As we (and by we I mean me, obviously) get older, our once razor-sharp vision tends to blur a little and where once we saw the world with crisp edges, things take on a softer focus. This change isn’t limited to just our vision, however. Our memories also take on a softer focus – the summers of one’s youth seemed longer, warmer and more full of opportunity than they do today.

Recently I’ve been thinking of this tendency towards seeing the past with rose coloured lenses. I’ve just returned from a whirlwind 10-day business trip spent mainly in Scandinavia. I have a long-term penchant for our Northern European cousins. I lived in Denmark for a time back when my vision was clear and my life all ahead of me. That time created a firm love of Scandinavian design, food and society.
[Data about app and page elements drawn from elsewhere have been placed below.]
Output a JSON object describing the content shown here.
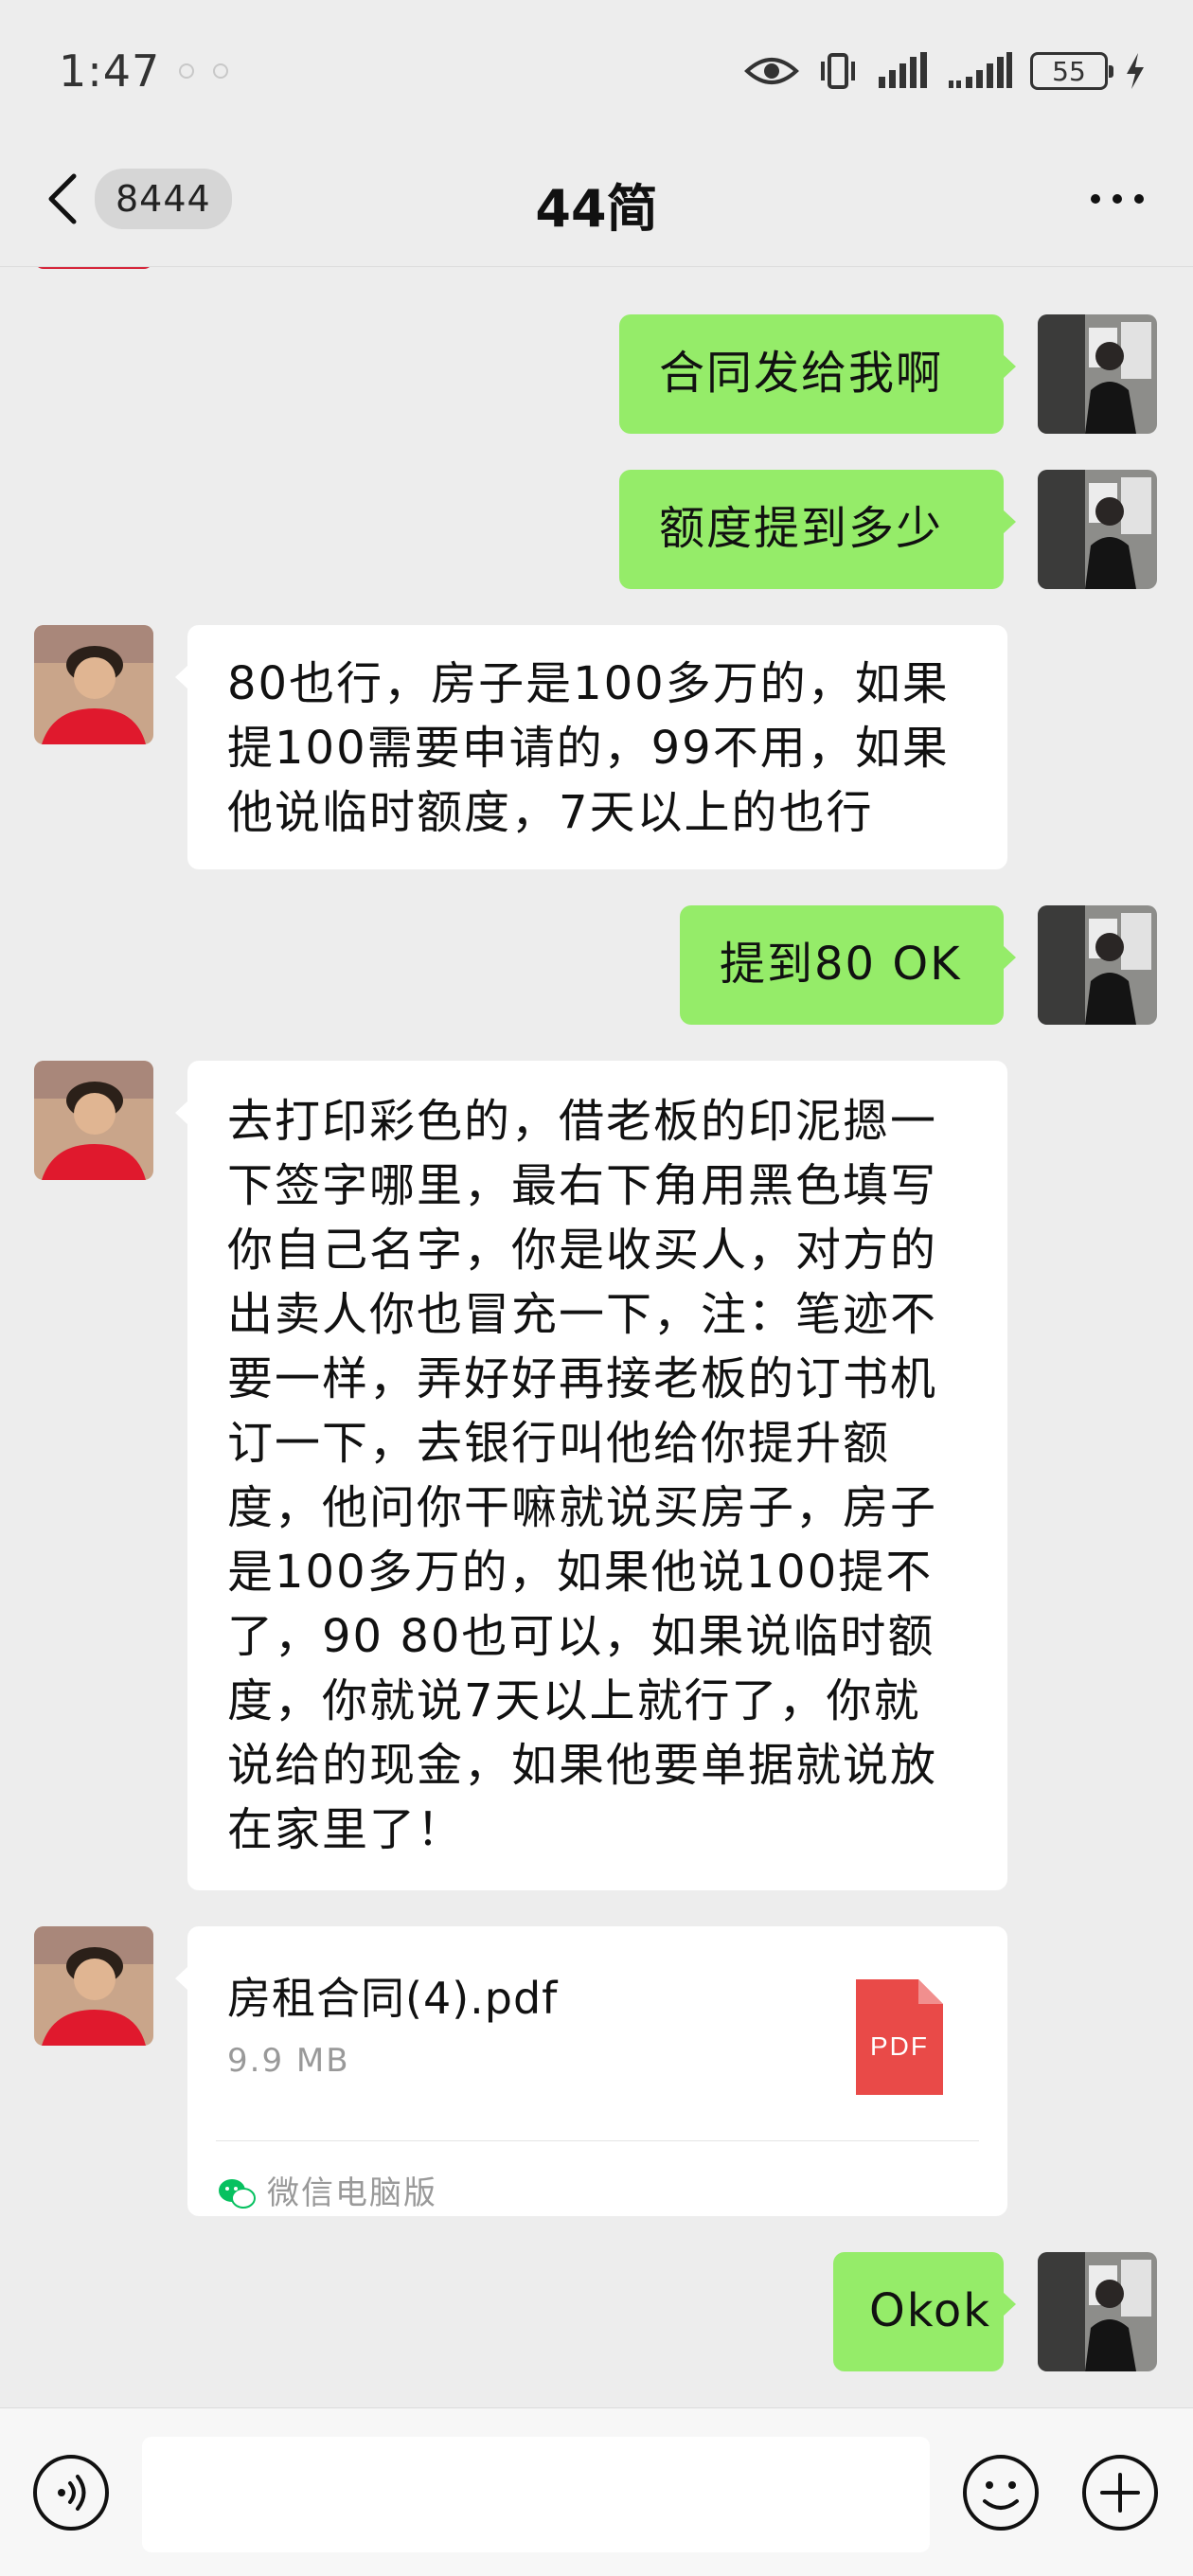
{
  "status_bar": {
    "time": "1:47",
    "battery": "55"
  },
  "header": {
    "unread_count": "8444",
    "title": "44简"
  },
  "messages": [
    {
      "id": "m1",
      "side": "right",
      "text": "合同发给我啊"
    },
    {
      "id": "m2",
      "side": "right",
      "text": "额度提到多少"
    },
    {
      "id": "m3",
      "side": "left",
      "lines": [
        "80也行，房子是100多万的，如果",
        "提100需要申请的，99不用，如果",
        "他说临时额度，7天以上的也行"
      ]
    },
    {
      "id": "m4",
      "side": "right",
      "text": "提到80 OK"
    },
    {
      "id": "m5",
      "side": "left",
      "lines": [
        "去打印彩色的，借老板的印泥摁一",
        "下签字哪里，最右下角用黑色填写",
        "你自己名字，你是收买人，对方的",
        "出卖人你也冒充一下，注：笔迹不",
        "要一样，弄好好再接老板的订书机",
        "订一下，去银行叫他给你提升额",
        "度，他问你干嘛就说买房子，房子",
        "是100多万的，如果他说100提不",
        "了，90 80也可以，如果说临时额",
        "度，你就说7天以上就行了，你就",
        "说给的现金，如果他要单据就说放",
        "在家里了！"
      ]
    },
    {
      "id": "m6",
      "side": "left",
      "type": "file",
      "file_name": "房租合同(4).pdf",
      "file_size": "9.9 MB",
      "source": "微信电脑版",
      "file_badge": "PDF"
    },
    {
      "id": "m7",
      "side": "right",
      "text": "Okok"
    }
  ],
  "colors": {
    "out_bubble": "#95ec69",
    "in_bubble": "#ffffff",
    "background": "#ededed",
    "pdf": "#e94a48",
    "wechat_green": "#07c160"
  },
  "icons": [
    "back-arrow-icon",
    "more-icon",
    "eye-icon",
    "vibrate-icon",
    "signal-icon",
    "charging-icon",
    "voice-icon",
    "emoji-icon",
    "plus-icon",
    "pdf-icon",
    "wechat-icon"
  ]
}
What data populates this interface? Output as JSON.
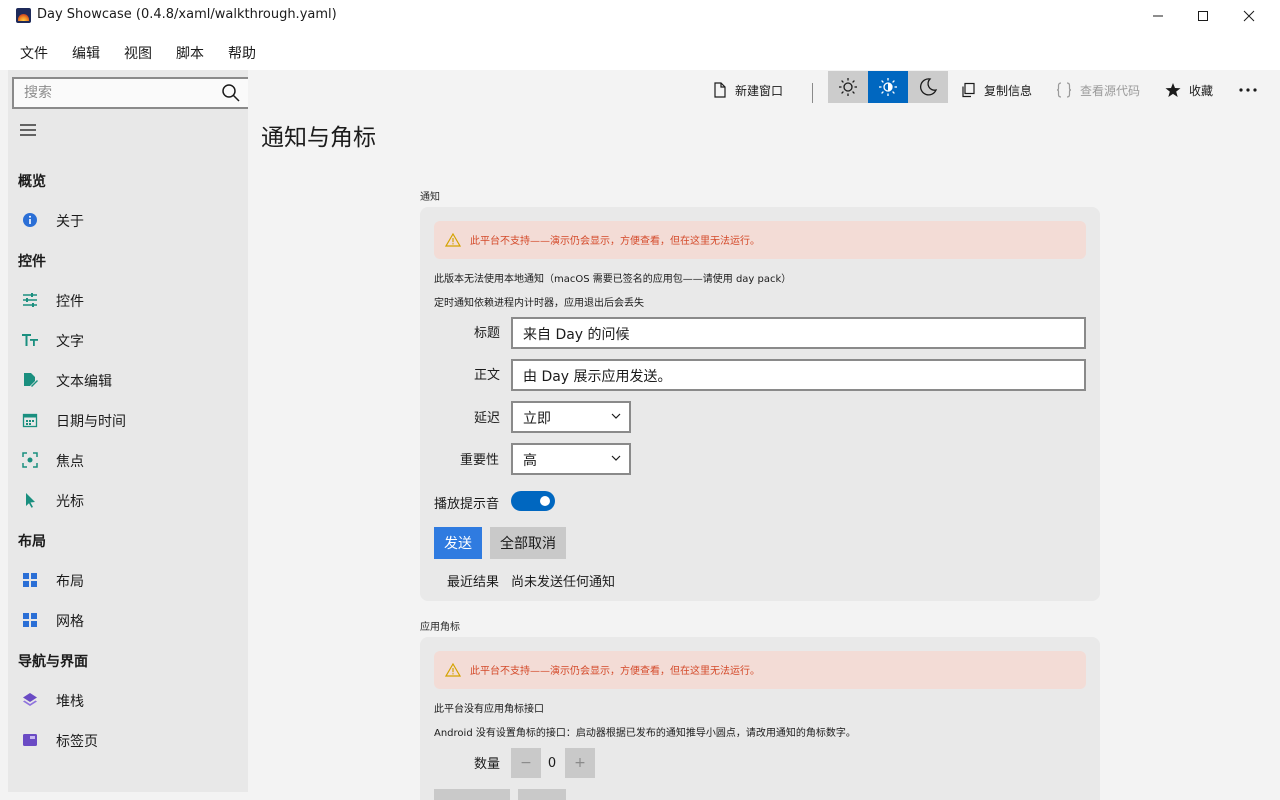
{
  "window": {
    "title": "Day Showcase (0.4.8/xaml/walkthrough.yaml)",
    "controls": [
      "minimize-icon",
      "maximize-icon",
      "close-icon"
    ]
  },
  "menu": {
    "items": [
      {
        "label": "文件"
      },
      {
        "label": "编辑"
      },
      {
        "label": "视图"
      },
      {
        "label": "脚本"
      },
      {
        "label": "帮助"
      }
    ]
  },
  "sidebar": {
    "search_placeholder": "搜索",
    "sections": [
      {
        "title": "概览",
        "items": [
          {
            "label": "关于",
            "icon": "info-icon"
          }
        ]
      },
      {
        "title": "控件",
        "items": [
          {
            "label": "控件",
            "icon": "sliders-icon"
          },
          {
            "label": "文字",
            "icon": "text-size-icon"
          },
          {
            "label": "文本编辑",
            "icon": "edit-document-icon"
          },
          {
            "label": "日期与时间",
            "icon": "calendar-icon"
          },
          {
            "label": "焦点",
            "icon": "focus-icon"
          },
          {
            "label": "光标",
            "icon": "cursor-icon"
          }
        ]
      },
      {
        "title": "布局",
        "items": [
          {
            "label": "布局",
            "icon": "layout-grid-icon"
          },
          {
            "label": "网格",
            "icon": "grid-icon"
          }
        ]
      },
      {
        "title": "导航与界面",
        "items": [
          {
            "label": "堆栈",
            "icon": "layers-icon"
          },
          {
            "label": "标签页",
            "icon": "tabs-icon"
          }
        ]
      }
    ]
  },
  "toolbar": {
    "new_window": "新建窗口",
    "copy_info": "复制信息",
    "view_source": "查看源代码",
    "favorite": "收藏",
    "theme_options": [
      "light-theme-icon",
      "auto-theme-icon",
      "dark-theme-icon"
    ],
    "theme_selected": "auto-theme-icon"
  },
  "page": {
    "title": "通知与角标"
  },
  "notification": {
    "group_label": "通知",
    "warning": "此平台不支持——演示仍会显示，方便查看，但在这里无法运行。",
    "info_line1": "此版本无法使用本地通知（macOS 需要已签名的应用包——请使用 day pack）",
    "info_line2": "定时通知依赖进程内计时器，应用退出后会丢失",
    "title_label": "标题",
    "title_value": "来自 Day 的问候",
    "body_label": "正文",
    "body_value": "由 Day 展示应用发送。",
    "delay_label": "延迟",
    "delay_value": "立即",
    "importance_label": "重要性",
    "importance_value": "高",
    "sound_label": "播放提示音",
    "sound_on": true,
    "send_button": "发送",
    "cancel_all_button": "全部取消",
    "last_result_label": "最近结果",
    "last_result_value": "尚未发送任何通知"
  },
  "badge": {
    "group_label": "应用角标",
    "warning": "此平台不支持——演示仍会显示，方便查看，但在这里无法运行。",
    "info_line1": "此平台没有应用角标接口",
    "info_line2": "Android 没有设置角标的接口：启动器根据已发布的通知推导小圆点，请改用通知的角标数字。",
    "count_label": "数量",
    "count_value": "0",
    "decrement": "−",
    "increment": "+"
  },
  "colors": {
    "accent": "#0067c0",
    "primary_button": "#2f7be0",
    "warning_text": "#d44a2a",
    "warning_bg": "#f3dcd6",
    "nav_icon_teal": "#1a8f7f",
    "nav_icon_blue": "#2b6fd6",
    "nav_icon_purple": "#6a4bc4"
  }
}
Indeed, after leaving Denmark to spend the obligatory six months in London, I wrote an opinion piece for the expat Kiwi newspaper, New Zealand News UK. In that piece I posited that Denmark, and by extension Scandinavia, delivered all that New Zealand purported to, but didn’t really. Social cohesion. A fantastic social welfare system that was seen as a safety net rather than a crutch. A general acceptance that high average taxes delivered a more equal and egalitarian society. Heck, even widespread recycling in a time when back home we liked nothing more than dumping our waste in the local dump (even better if it was built right on the side of the river we got our drinking water from.)

So, I was interested to return to the region to see what the ensuing 30 years had done and whether my memories were, in fact, accurate. The short version is that Scandinavia, or in any case the parts of it I experienced, is still something of a paradise. Those high taxes still remain, the pervading sense of niceness is still palpable, and the infrastructure – from healthcare to social welfare, from public transport to a free media – is still alive and well.

I was discussing my observation with a colleague I was travelling with. What is it about Scandinavia, we wondered, that allowed it to deliver this seeming Nirvana while the rest of the world – from Trump to Brexit, from Ukraine to Fake News – was going to hell in a handbasket?

Now the critics will be quick to point out, quite rightly, that Norway, in particular, enjoys huge oil reserves and that this helps pay for this perfection we experienced. That is a fair point. But other countries have petrodollars gushing from the ground but are far from egalitarian. And not all of Scandinavia is blessed with oil reserves, yet everywhere I’ve experienced in Scandinavia has similar traits.

The thing we landed on is strong social cohesion and a strong societal agreement about priorities. I’m not so naïve as to think that people don’t grumble about paying tax rates a good 20 percent higher than we pay. I’m sure people do their best to minimise their tax burdens. But the overarching feeling in Scandinavia is that a greater level of economic equity is good for all members of society. Quite simply, the gap between rich and poor in the region seems far smaller than here in New Zealand. Poverty, while it undoubtedly exists, feels less acute. The middle class, those who in New Zealand have seen their relative buying power crushed by the soaring cost of living, housing unaffordability and rising interest rates, seem more comfortable in Scandinavia.

Of course, the fact that these countries have had thousands of years to mold social norms helps. The Viking history runs deep, and this undoubtedly forms a cohesion that we don’t enjoy. It’s not like that here in New Zealand, notwithstanding the very obvious fact that iwi enjoy this kind of history and cohesion. We’re a young country made up of peoples from all manner of nations. Another issue is that the fact that the first European settlers in New Zealand tended to be the later progeny of families from the homelands. They were often sent to New Zealand to get rid of them and, as is the case in so many other British colonies, this created some kind of societal inferiority complex where one’s position, relative to one’s neighbors, was of huge importance.

But I cam away from my visit to Scandinavia a little depressed. We have such an opportunity to create a nation where everyone enjoys a high quality of life. The thing that is missing is an honest discussion about who we are and what we want to be. Our political system is cast as a zero-sum game where it is ether left or right, bottom up or top down. We’re lacking a robust understanding of the benefits and the trade-offs, and we’ve not spent enough time making decisions based on evidence as opposed to dogma.

I hope it’s not too late and we can start to think about what we really want as a nation and what it will take us to get there.

Ben Kepes is a Canterbury-based entrepreneur and professional board member. There’s nothing he likes more than rugbrød med laks og remoulade.

Ben Kepes

Ben Kepes is a technology evangelist, an investor, a commentator and a business adviser. Ben covers the convergence of technology, mobile, ubiquity and agility, all enabled by the Cloud. His areas of interest extend to enterprise software, software integration, financial/accounting software, platforms and infrastructure as well as articulating technology simply for everyday users.

Leave a Reply

This site uses Akismet to reduce spam. Learn how your comment data is processed.